This outflow is having a multiplier effect on other sectors like housing, as rented houses are becoming vacant at an accelerated pace. This in turn is putting enormous economic pressure on the home owners, as evidenced by ‘To-let’ signs springing up all over the capital city.
Another automatic victim of Covid-19 has been the hotels and restaurants sector, where as many as 3.0 million workers were employed before the virus struck. But now about 60 per cent workers in this sector have become unemployed. The aristocratic upper-end restaurants have mostly been shut down, and others are somehow carrying on business with only one-third of workers. The country’s transport, tourism and hospitality sectors are facing a similar fate as passenger movements have been severely curtailed due to lockdown restrictions as well as fear of mass transportation among citizens.

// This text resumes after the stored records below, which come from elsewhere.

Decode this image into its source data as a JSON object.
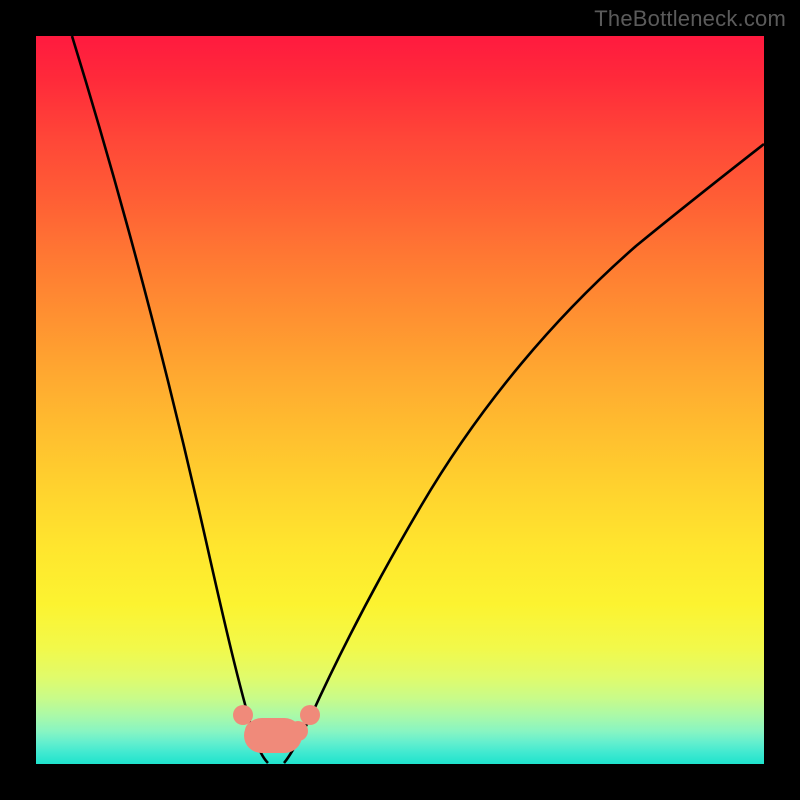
{
  "watermark": "TheBottleneck.com",
  "chart_data": {
    "type": "line",
    "title": "",
    "xlabel": "",
    "ylabel": "",
    "xlim": [
      0,
      100
    ],
    "ylim": [
      0,
      100
    ],
    "grid": false,
    "series": [
      {
        "name": "left-curve",
        "x": [
          5,
          10,
          15,
          20,
          22,
          24,
          26,
          27.5,
          29,
          30.5,
          32
        ],
        "values": [
          100,
          82,
          63,
          44,
          36,
          28,
          19,
          12,
          6,
          2,
          0
        ]
      },
      {
        "name": "right-curve",
        "x": [
          34,
          35.5,
          37.5,
          40,
          44,
          50,
          58,
          68,
          80,
          92,
          100
        ],
        "values": [
          0,
          3,
          8,
          15,
          26,
          40,
          54,
          65,
          75,
          82,
          86
        ]
      }
    ],
    "markers": {
      "name": "bottleneck-region",
      "color": "#f08a7a",
      "x": [
        27,
        29,
        31,
        33,
        35,
        37
      ],
      "values": [
        6,
        2.5,
        0.8,
        0.8,
        2.5,
        6
      ]
    }
  },
  "colors": {
    "curve": "#000000",
    "marker": "#f08a7a",
    "frame_bg": "#000000",
    "gradient_top": "#ff1a3f",
    "gradient_bottom": "#1ee3cd"
  }
}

This fear is also having a highly detrimental effect on the country’s shopping malls and plazas.
The problems of RMG workers have become acute by now. During the first three weeks of June alone, 11,000 workers were sacked by 46 factories. Before that, 9,000 workers were laid off in 69 garments factories up to June 01, claims the government’s industrial police. Although labour law is being violated during these dismissals, the Department of Inspection for Factories and Establishments (DIFE) is yet to take any action. This is happening in spite of the Tk 50 billion incentive package for the RMG factory owners sanctioned by the government. The textiles and jute sectors are also enduring lethal bites of the corona. The government has now decided to send 25,000 workers employed in 25 loss-incurring BJMC mills into retirement through golden handshakes, and revive those later through public-private partnership initiatives. And alongside a shambolic health-sector response, the choke-hold on the education system is unlikely to be relaxed before September.
In a country focus report on Bangladesh, the International Monetary Fund (IMF) has claimed in mid-June that the economic impact of Covid-19 in Bangladesh has been felt in three main areas: a drop in domestic economic activity; a decline in RMG exports; and a fall in remittances. The most serious challenges facing Bangladesh today include limited healthcare infrastructure for tackling Covid-19 that requires considerable support from development partners; and maintaining transparency, accountability, effectiveness and good governance in measures taken to deal with the crisis. The IMF also called for an audit of Covid-19-related expenditures within a year after the pandemic disappears.
Writer: is a retired Additional Secretary and former Editor of Bangladesh Quarterly.